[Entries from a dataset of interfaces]
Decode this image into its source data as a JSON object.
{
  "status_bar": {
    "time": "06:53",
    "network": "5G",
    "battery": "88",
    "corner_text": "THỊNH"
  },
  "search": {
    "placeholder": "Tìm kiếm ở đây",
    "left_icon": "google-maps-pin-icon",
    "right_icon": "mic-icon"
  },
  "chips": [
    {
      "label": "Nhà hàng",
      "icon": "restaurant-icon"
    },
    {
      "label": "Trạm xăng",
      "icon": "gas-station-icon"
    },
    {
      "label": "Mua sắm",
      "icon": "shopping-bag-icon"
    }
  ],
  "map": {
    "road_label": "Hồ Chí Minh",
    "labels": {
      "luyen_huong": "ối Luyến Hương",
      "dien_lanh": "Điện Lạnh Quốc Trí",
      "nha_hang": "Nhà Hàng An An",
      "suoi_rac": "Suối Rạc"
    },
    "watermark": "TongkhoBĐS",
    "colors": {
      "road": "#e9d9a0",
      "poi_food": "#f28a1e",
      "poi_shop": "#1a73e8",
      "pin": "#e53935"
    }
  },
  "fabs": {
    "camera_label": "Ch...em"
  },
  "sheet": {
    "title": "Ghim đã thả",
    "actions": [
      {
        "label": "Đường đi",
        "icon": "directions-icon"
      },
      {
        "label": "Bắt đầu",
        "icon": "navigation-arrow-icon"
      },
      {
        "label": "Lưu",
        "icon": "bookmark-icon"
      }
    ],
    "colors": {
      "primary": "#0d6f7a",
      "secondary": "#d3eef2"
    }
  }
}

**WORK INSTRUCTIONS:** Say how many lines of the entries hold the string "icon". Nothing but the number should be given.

**SOLUTION:** 8